The research, by the social enterprise and consultancy Diverse Ethics, looked at the RSPCA’s communications with beneficiaries and supporters and compared them with 10 other charities of a similar size, including the NSPCC and Diabetes UK.
The report concluded that the charities’ websites gave the impression that all people were the same and had similar problems. "On many websites, there was spin about diversity, for example by using ethnic images, but little substance," it says.
The study also found evidence that charities lacked ethnic diversity among their management and trustees. "The overall impression one got was that ethnic community engagement was either not understood fully, or not valued by the leadership of these charities," the report says.
It singled out Oxfam in particular, saying that members of its management and executive team were "primarily mono-cultural".
Jane Cotton, director of human resources at Oxfam, said it was a multicultural organisation.
"While a large number of staff in our head office are British, as is to be expected for an organisation based in England, Oxfam is a global organisation and key posts in our international offices reflect that," she said. "Four of our seven regional directors are from developing countries."
Atul Shah, chief executive of Diverse Ethics, said the RSPCA needed to "focus as much on the culture and values of human beings as on the animals".
He told Third Sector it was important for charities to develop communications strategies that were more inclusive of different ethnic groups.
In some cases, he said, if an ethnic group was particularly affected by an issue it might be appropriate to develop a sub-section of the website that was tailored to it.

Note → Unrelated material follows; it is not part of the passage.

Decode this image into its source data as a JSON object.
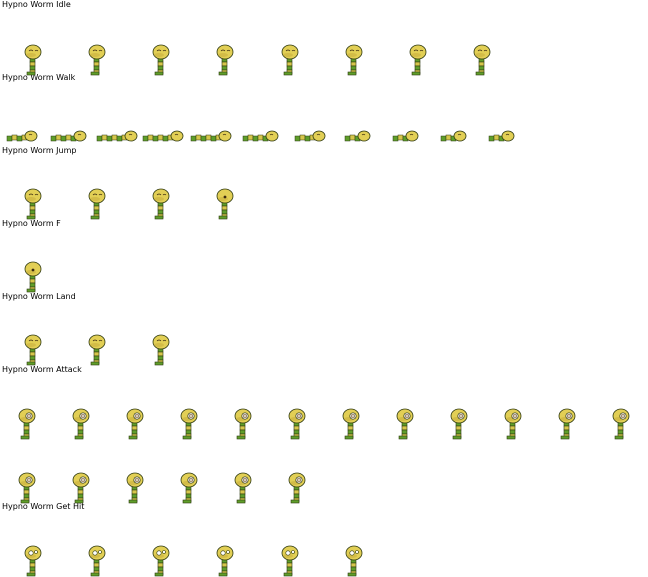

"By making these changes, charities could benefit in terms of raising more funds from these groups and reaching more beneficiaries," said Shah. "And it could stop them from inadvertently discriminating through their communications."